For the records below, tally the lines that include the word "this" and give only the tally.

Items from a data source
== Segment start ==

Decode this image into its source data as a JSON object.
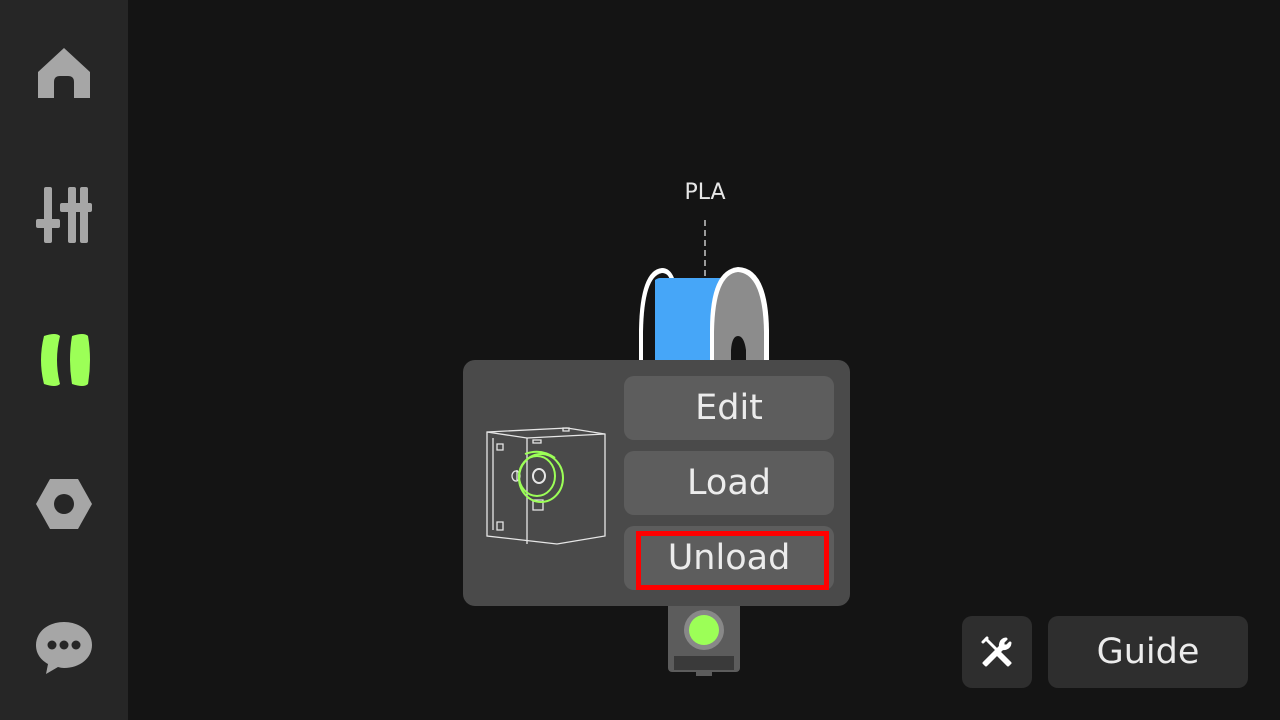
{
  "sidebar": {
    "items": [
      {
        "icon": "home-icon",
        "active": false
      },
      {
        "icon": "sliders-icon",
        "active": false
      },
      {
        "icon": "filament-icon",
        "active": true
      },
      {
        "icon": "hex-nut-settings-icon",
        "active": false
      },
      {
        "icon": "chat-bubble-icon",
        "active": false
      }
    ],
    "active_color": "#9cff57",
    "inactive_color": "#a6a6a6"
  },
  "spool": {
    "material": "PLA",
    "color": "#46a6f8"
  },
  "popup": {
    "edit_label": "Edit",
    "load_label": "Load",
    "unload_label": "Unload",
    "highlighted": "Unload"
  },
  "footer": {
    "tools_icon": "wrench-screwdriver-icon",
    "guide_label": "Guide"
  },
  "colors": {
    "accent": "#9cff57",
    "highlight": "#ff0000",
    "background": "#141414",
    "sidebar": "#262626"
  }
}
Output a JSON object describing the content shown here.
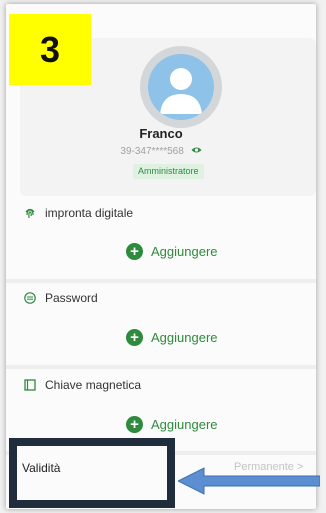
{
  "step_number": "3",
  "user": {
    "name": "Franco",
    "phone": "39-347****568",
    "role": "Amministratore"
  },
  "sections": [
    {
      "id": "fingerprint",
      "title": "impronta digitale",
      "add_label": "Aggiungere",
      "icon": "fingerprint-icon"
    },
    {
      "id": "password",
      "title": "Password",
      "add_label": "Aggiungere",
      "icon": "password-icon"
    },
    {
      "id": "card",
      "title": "Chiave magnetica",
      "add_label": "Aggiungere",
      "icon": "card-icon"
    }
  ],
  "validity": {
    "label": "Validità",
    "value": "Permanente >"
  },
  "colors": {
    "accent": "#2e8a3c",
    "highlight": "#ffff00",
    "frame": "#1f2d3d",
    "arrow": "#5b8fd1"
  }
}
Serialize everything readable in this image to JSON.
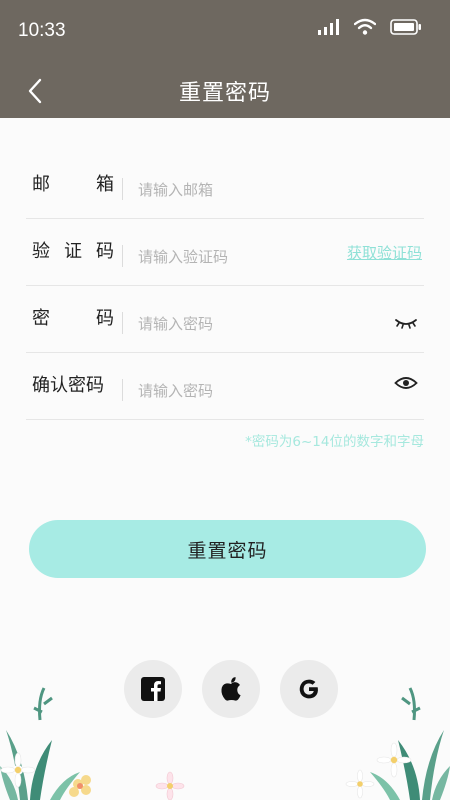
{
  "status_bar": {
    "time": "10:33"
  },
  "nav": {
    "title": "重置密码"
  },
  "form": {
    "email": {
      "label_chars": [
        "邮",
        "箱"
      ],
      "placeholder": "请输入邮箱"
    },
    "code": {
      "label_chars": [
        "验",
        "证",
        "码"
      ],
      "placeholder": "请输入验证码",
      "link": "获取验证码"
    },
    "password": {
      "label_chars": [
        "密",
        "码"
      ],
      "placeholder": "请输入密码"
    },
    "confirm": {
      "label": "确认密码",
      "placeholder": "请输入密码"
    },
    "hint": "*密码为6~14位的数字和字母"
  },
  "submit_label": "重置密码",
  "social": [
    "facebook",
    "apple",
    "google"
  ],
  "colors": {
    "header": "#6e6860",
    "accent": "#a7ebe4",
    "link": "#8fe1d7"
  }
}
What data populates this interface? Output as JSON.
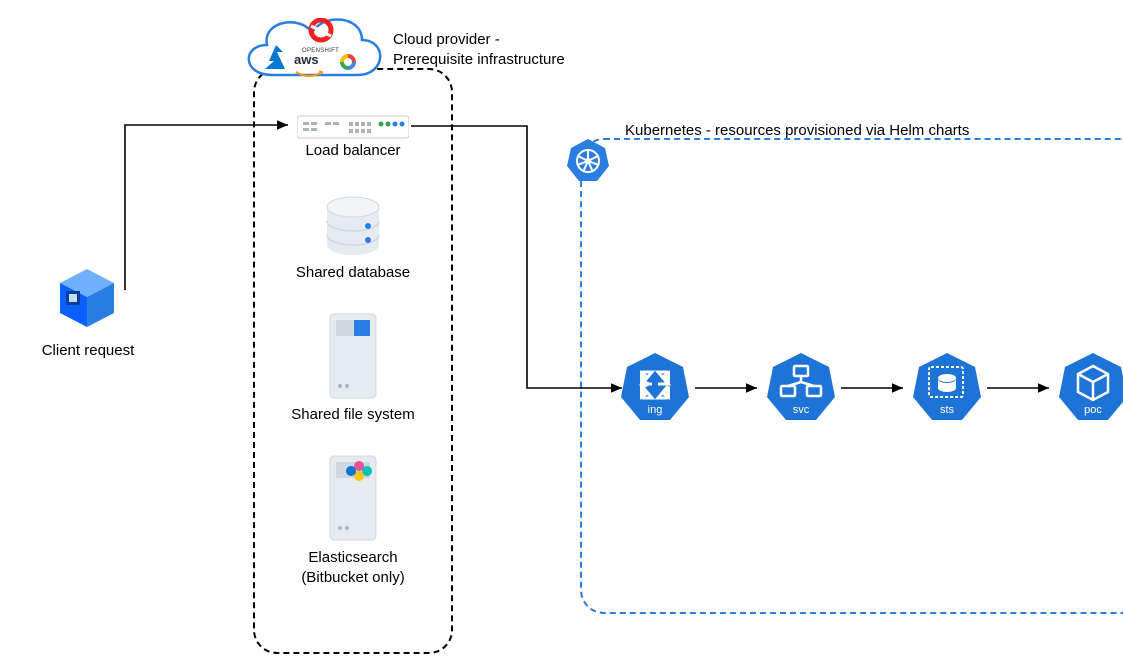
{
  "labels": {
    "cloud_provider": "Cloud provider -\nPrerequisite infrastructure",
    "client_request": "Client request",
    "load_balancer": "Load balancer",
    "shared_database": "Shared database",
    "shared_file_system": "Shared file system",
    "elasticsearch": "Elasticsearch\n(Bitbucket only)",
    "kubernetes": "Kubernetes - resources provisioned via Helm charts"
  },
  "k8s_nodes": {
    "ing": "ing",
    "svc": "svc",
    "sts": "sts",
    "pod": "poc"
  },
  "cloud_logos": {
    "azure": "Azure",
    "openshift": "OPENSHIFT",
    "aws": "aws",
    "gcp": "Google Cloud"
  }
}
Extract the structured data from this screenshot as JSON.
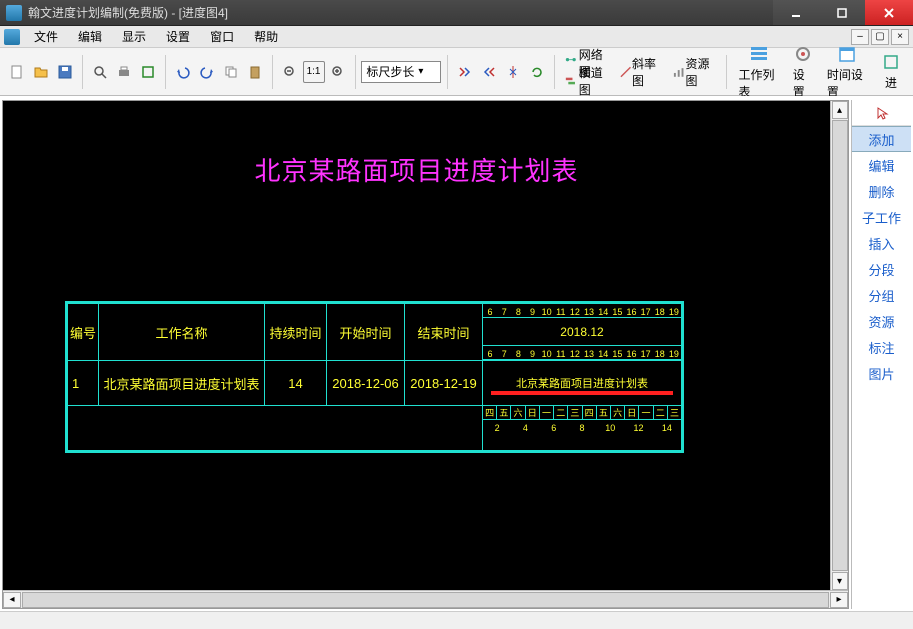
{
  "window": {
    "title": "翰文进度计划编制(免费版) - [进度图4]"
  },
  "menubar": {
    "items": [
      "文件",
      "编辑",
      "显示",
      "设置",
      "窗口",
      "帮助"
    ]
  },
  "toolbar": {
    "ruler_combo": "标尺步长",
    "view_section": {
      "top": "网络图",
      "bottom": "横道图"
    },
    "slope_btn": "斜率图",
    "resource_btn": "资源图",
    "worklist_btn": "工作列表",
    "settings_btn": "设置",
    "time_settings_btn": "时间设置",
    "progress_btn": "进"
  },
  "chart": {
    "title": "北京某路面项目进度计划表",
    "headers": {
      "id": "编号",
      "name": "工作名称",
      "duration": "持续时间",
      "start": "开始时间",
      "end": "结束时间"
    },
    "month_label": "2018.12",
    "top_ruler_days": [
      "6",
      "7",
      "8",
      "9",
      "10",
      "11",
      "12",
      "13",
      "14",
      "15",
      "16",
      "17",
      "18",
      "19"
    ],
    "mid_ruler_days": [
      "6",
      "7",
      "8",
      "9",
      "10",
      "11",
      "12",
      "13",
      "14",
      "15",
      "16",
      "17",
      "18",
      "19"
    ],
    "weekdays": [
      "四",
      "五",
      "六",
      "日",
      "一",
      "二",
      "三",
      "四",
      "五",
      "六",
      "日",
      "一",
      "二",
      "三"
    ],
    "bottom_ruler_days": [
      "2",
      "4",
      "6",
      "8",
      "10",
      "12",
      "14"
    ],
    "rows": [
      {
        "id": "1",
        "name": "北京某路面项目进度计划表",
        "duration": "14",
        "start": "2018-12-06",
        "end": "2018-12-19",
        "bar_label": "北京某路面项目进度计划表"
      }
    ]
  },
  "sidebar": {
    "items": [
      "添加",
      "编辑",
      "删除",
      "子工作",
      "插入",
      "分段",
      "分组",
      "资源",
      "标注",
      "图片"
    ],
    "selected_index": 0
  }
}
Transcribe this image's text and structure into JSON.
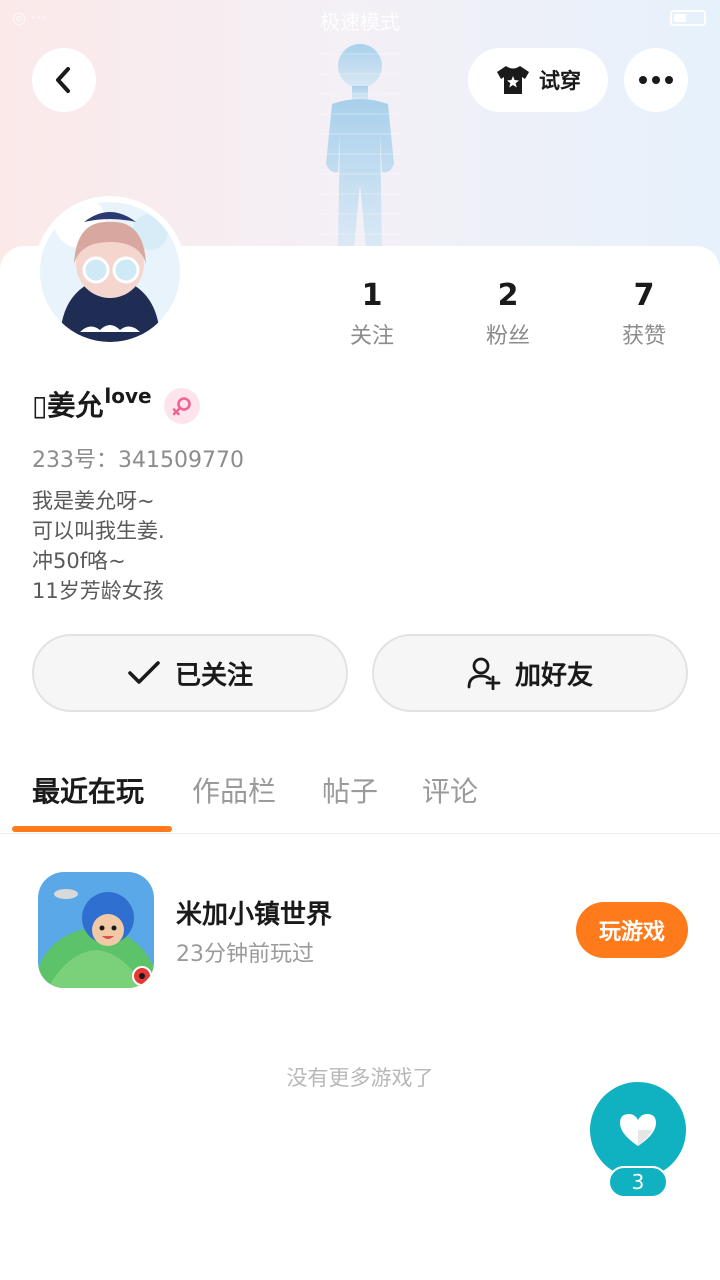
{
  "status_bar": {
    "left": "◎ ···",
    "center": "极速模式"
  },
  "header": {
    "tryon_label": "试穿"
  },
  "colors": {
    "accent": "#ff7a1a",
    "like_fab": "#10b2c2",
    "gender_badge": "#fde4ec"
  },
  "icons": [
    "back-icon",
    "tshirt-icon",
    "more-icon",
    "female-icon",
    "check-icon",
    "add-friend-icon",
    "heart-icon"
  ],
  "profile": {
    "name": "▯姜允",
    "name_sup": "love",
    "uid": "233号：341509770",
    "bio": [
      "我是姜允呀~",
      "可以叫我生姜.",
      "冲50f咯~",
      "11岁芳龄女孩"
    ]
  },
  "stats": [
    {
      "value": "1",
      "label": "关注"
    },
    {
      "value": "2",
      "label": "粉丝"
    },
    {
      "value": "7",
      "label": "获赞"
    }
  ],
  "actions": {
    "follow_label": "已关注",
    "friend_label": "加好友"
  },
  "tabs": [
    "最近在玩",
    "作品栏",
    "帖子",
    "评论"
  ],
  "active_tab": "最近在玩",
  "games": [
    {
      "title": "米加小镇世界",
      "time": "23分钟前玩过",
      "button": "玩游戏"
    }
  ],
  "no_more": "没有更多游戏了",
  "like": {
    "count": "3"
  }
}
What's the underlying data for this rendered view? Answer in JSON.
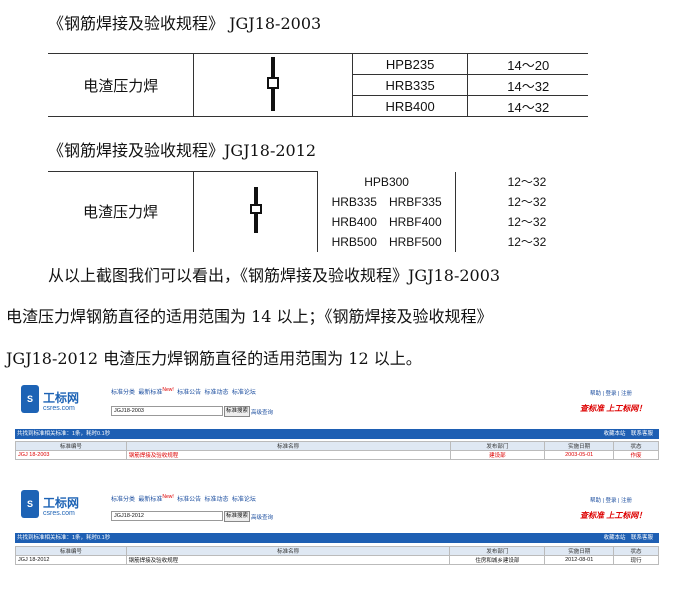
{
  "section_2003": {
    "heading": "《钢筋焊接及验收规程》 JGJ18-2003",
    "method": "电渣压力焊",
    "rows": [
      {
        "grade": "HPB235",
        "range": "14～20"
      },
      {
        "grade": "HRB335",
        "range": "14～32"
      },
      {
        "grade": "HRB400",
        "range": "14～32"
      }
    ]
  },
  "section_2012": {
    "heading": "《钢筋焊接及验收规程》JGJ18-2012",
    "method": "电渣压力焊",
    "rows": [
      {
        "grade": "HPB300",
        "range": "12～32"
      },
      {
        "grade": "HRB335　HRBF335",
        "range": "12～32"
      },
      {
        "grade": "HRB400　HRBF400",
        "range": "12～32"
      },
      {
        "grade": "HRB500　HRBF500",
        "range": "12～32"
      }
    ]
  },
  "paragraph": {
    "line1": "从以上截图我们可以看出，《钢筋焊接及验收规程》JGJ18-2003",
    "line2": "电渣压力焊钢筋直径的适用范围为 14 以上；《钢筋焊接及验收规程》",
    "line3": "JGJ18-2012 电渣压力焊钢筋直径的适用范围为 12 以上。"
  },
  "site": {
    "logo_name": "工标网",
    "logo_domain": "csres.com",
    "nav_items": [
      "标准分类",
      "最新标准",
      "标准公告",
      "标准动态",
      "标准论坛"
    ],
    "new_badge": "New!",
    "search_button": "标准搜索",
    "advanced": "高级查询",
    "top_links": "帮助 | 登录 | 注册",
    "slogan": "查标准 上工标网！",
    "bar_right": "收藏本站　联系客服",
    "col_headers": [
      "标准编号",
      "标准名称",
      "发布部门",
      "实施日期",
      "状态"
    ]
  },
  "shot1": {
    "query": "JGJ18-2003",
    "bar_left": "共找到标准相关标准：1条，耗时0.1秒",
    "row": [
      "JGJ 18-2003",
      "钢筋焊接及验收规程",
      "建设部",
      "2003-05-01",
      "作废"
    ]
  },
  "shot2": {
    "query": "JGJ18-2012",
    "bar_left": "共找到标准相关标准：1条，耗时0.1秒",
    "row": [
      "JGJ 18-2012",
      "钢筋焊接及验收规程",
      "住房和城乡建设部",
      "2012-08-01",
      "现行"
    ]
  }
}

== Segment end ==

> [Written reply]
6